**Entries provided:**
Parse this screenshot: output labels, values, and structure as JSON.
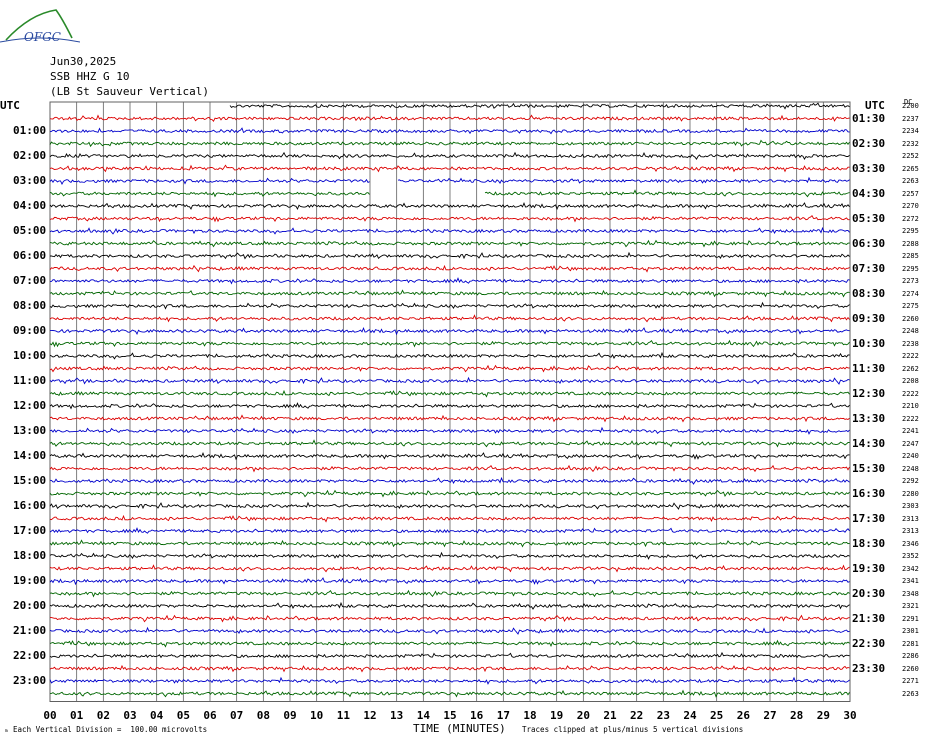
{
  "header": {
    "logo_text": "OFGC",
    "date": "Jun30,2025",
    "station": "SSB HHZ G 10",
    "location": "(LB St Sauveur Vertical)"
  },
  "utc_left": "UTC",
  "utc_right": "UTC",
  "dc_header": "DC",
  "colors": {
    "black": "#000000",
    "red": "#dd0000",
    "blue": "#0000cc",
    "green": "#006600",
    "grid": "#606060"
  },
  "chart_data": {
    "type": "line",
    "title": "SSB HHZ G 10",
    "xlabel": "TIME (MINUTES)",
    "x_ticks": [
      "00",
      "01",
      "02",
      "03",
      "04",
      "05",
      "06",
      "07",
      "08",
      "09",
      "10",
      "11",
      "12",
      "13",
      "14",
      "15",
      "16",
      "17",
      "18",
      "19",
      "20",
      "21",
      "22",
      "23",
      "24",
      "25",
      "26",
      "27",
      "28",
      "29",
      "30"
    ],
    "left_hour_labels": [
      "01:00",
      "02:00",
      "03:00",
      "04:00",
      "05:00",
      "06:00",
      "07:00",
      "08:00",
      "09:00",
      "10:00",
      "11:00",
      "12:00",
      "13:00",
      "14:00",
      "15:00",
      "16:00",
      "17:00",
      "18:00",
      "19:00",
      "20:00",
      "21:00",
      "22:00",
      "23:00"
    ],
    "right_half_labels": [
      "01:30",
      "02:30",
      "03:30",
      "04:30",
      "05:30",
      "06:30",
      "07:30",
      "08:30",
      "09:30",
      "10:30",
      "11:30",
      "12:30",
      "13:30",
      "14:30",
      "15:30",
      "16:30",
      "17:30",
      "18:30",
      "19:30",
      "20:30",
      "21:30",
      "22:30",
      "23:30"
    ],
    "trace_color_cycle": [
      "black",
      "red",
      "blue",
      "green"
    ],
    "dc_offsets": [
      "2200",
      "2237",
      "2234",
      "2232",
      "2252",
      "2265",
      "2263",
      "2257",
      "2270",
      "2272",
      "2295",
      "2288",
      "2285",
      "2295",
      "2273",
      "2274",
      "2275",
      "2260",
      "2248",
      "2238",
      "2222",
      "2262",
      "2208",
      "2222",
      "2210",
      "2222",
      "2241",
      "2247",
      "2240",
      "2248",
      "2292",
      "2280",
      "2303",
      "2313",
      "2313",
      "2346",
      "2352",
      "2342",
      "2341",
      "2348",
      "2321",
      "2291",
      "2301",
      "2281",
      "2286",
      "2260",
      "2271",
      "2263"
    ],
    "gaps": [
      {
        "trace_index": 0,
        "from_minute": 0,
        "to_minute": 6.7,
        "note": "trace starts at 00:06.7"
      },
      {
        "trace_index": 6,
        "from_minute": 12,
        "to_minute": 13.0
      },
      {
        "trace_index": 7,
        "from_minute": 12,
        "to_minute": 16.3
      }
    ]
  },
  "footer": {
    "left": "Each Vertical Division =  100.00 microvolts",
    "right": "Traces clipped at plus/minus 5 vertical divisions"
  }
}
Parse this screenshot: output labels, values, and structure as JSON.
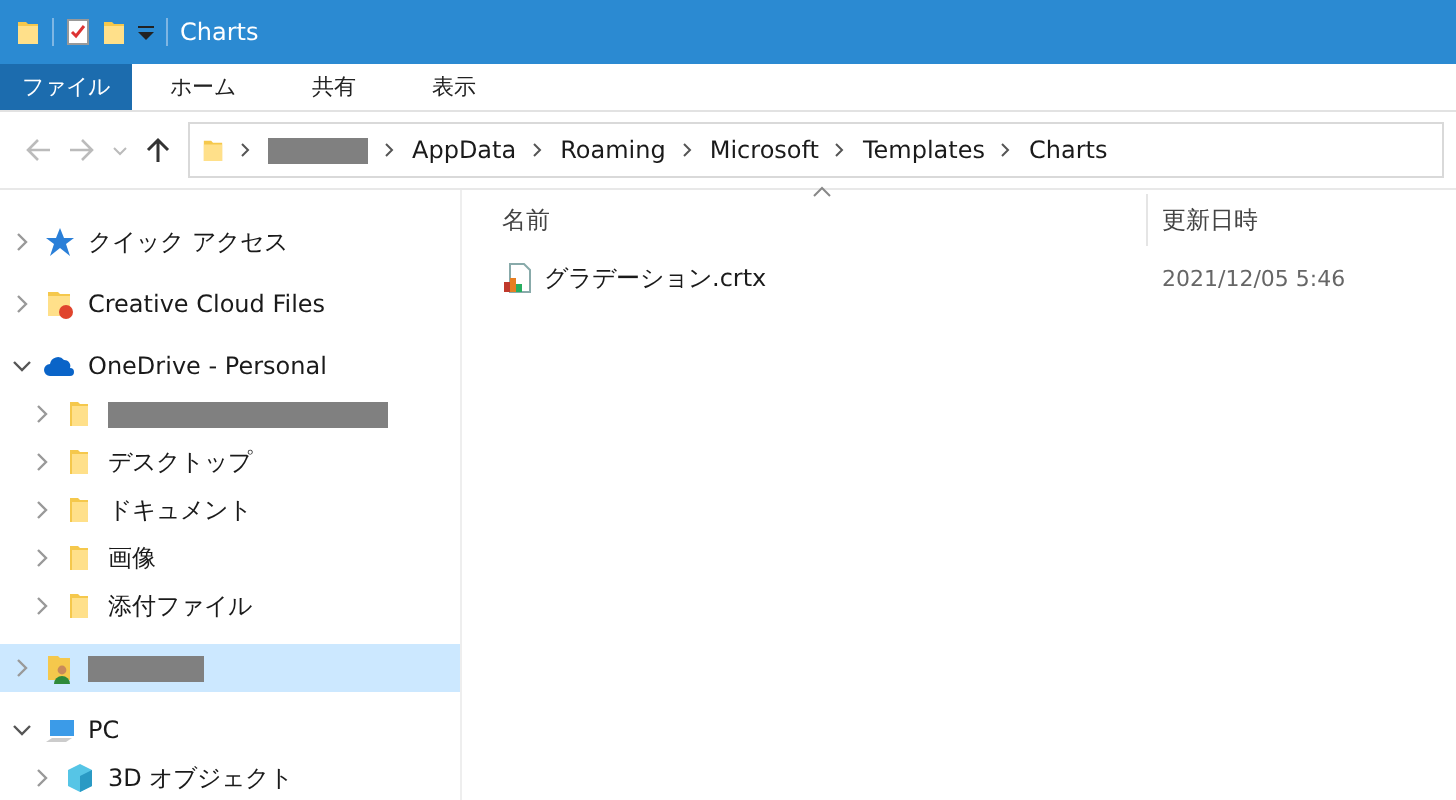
{
  "window": {
    "title": "Charts"
  },
  "ribbon_tabs": [
    {
      "label": "ファイル",
      "selected": true
    },
    {
      "label": "ホーム",
      "selected": false
    },
    {
      "label": "共有",
      "selected": false
    },
    {
      "label": "表示",
      "selected": false
    }
  ],
  "breadcrumbs": [
    {
      "redacted": true
    },
    {
      "label": "AppData",
      "redacted": false
    },
    {
      "label": "Roaming",
      "redacted": false
    },
    {
      "label": "Microsoft",
      "redacted": false
    },
    {
      "label": "Templates",
      "redacted": false
    },
    {
      "label": "Charts",
      "redacted": false
    }
  ],
  "nav_tree": [
    {
      "kind": "quick-access",
      "label": "クイック アクセス",
      "redacted": false,
      "expanded": false,
      "selected": false
    },
    {
      "kind": "cloud-files",
      "label": "Creative Cloud Files",
      "redacted": false,
      "expanded": false,
      "selected": false
    },
    {
      "kind": "onedrive",
      "label": "OneDrive - Personal",
      "redacted": false,
      "expanded": true,
      "selected": false,
      "children": [
        {
          "kind": "folder",
          "redacted": true,
          "expanded": false,
          "selected": false
        },
        {
          "kind": "folder",
          "label": "デスクトップ",
          "redacted": false,
          "expanded": false,
          "selected": false
        },
        {
          "kind": "folder",
          "label": "ドキュメント",
          "redacted": false,
          "expanded": false,
          "selected": false
        },
        {
          "kind": "folder",
          "label": "画像",
          "redacted": false,
          "expanded": false,
          "selected": false
        },
        {
          "kind": "folder",
          "label": "添付ファイル",
          "redacted": false,
          "expanded": false,
          "selected": false
        }
      ]
    },
    {
      "kind": "user",
      "redacted": true,
      "expanded": false,
      "selected": true
    },
    {
      "kind": "pc",
      "label": "PC",
      "redacted": false,
      "expanded": true,
      "selected": false,
      "children": [
        {
          "kind": "objects",
          "label": "3D オブジェクト",
          "redacted": false,
          "expanded": false,
          "selected": false
        }
      ]
    }
  ],
  "file_list": {
    "columns": [
      {
        "label": "名前",
        "sorted": true
      },
      {
        "label": "更新日時",
        "sorted": false
      }
    ],
    "rows": [
      {
        "name": "グラデーション.crtx",
        "modified": "2021/12/05 5:46"
      }
    ]
  }
}
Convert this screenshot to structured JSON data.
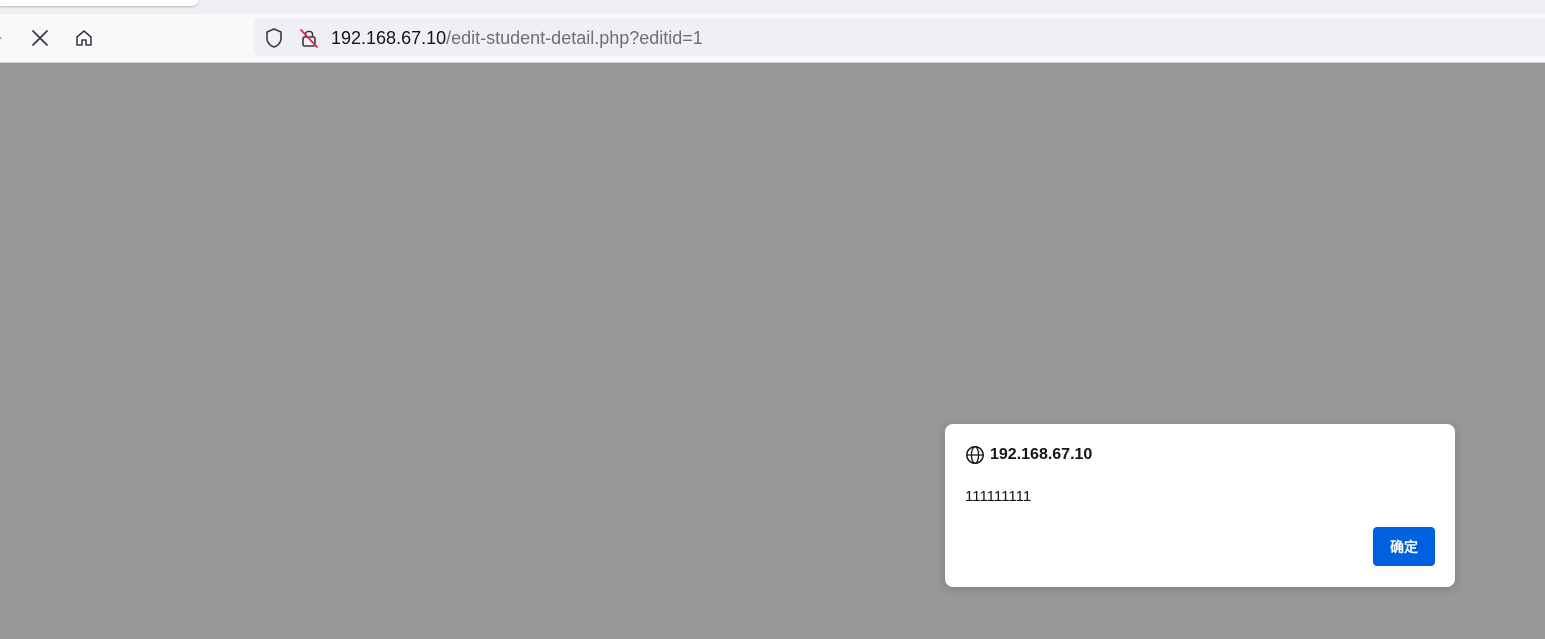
{
  "browser": {
    "url_host": "192.168.67.10",
    "url_path": "/edit-student-detail.php?editid=1",
    "colors": {
      "urlbar_bg": "#f0f0f4",
      "page_overlay": "#98989a"
    },
    "icons": [
      "forward-icon",
      "stop-icon",
      "home-icon",
      "tracking-shield-icon",
      "insecure-lock-icon"
    ]
  },
  "dialog": {
    "origin": "192.168.67.10",
    "message": "111111111",
    "ok_label": "确定",
    "icon": "globe-icon",
    "colors": {
      "ok_button": "#0061e0"
    }
  }
}
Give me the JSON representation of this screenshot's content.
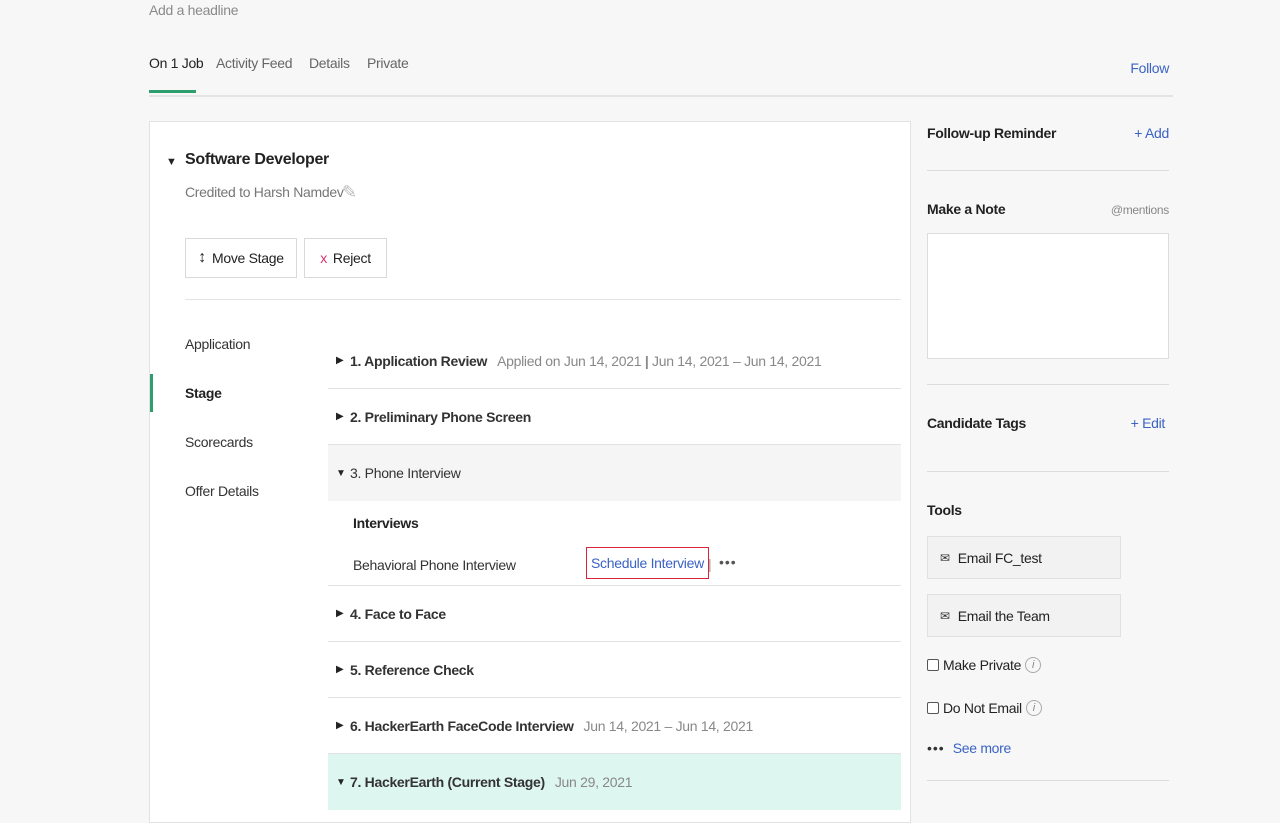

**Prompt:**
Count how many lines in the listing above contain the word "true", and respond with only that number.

**Answer to the problem:**
8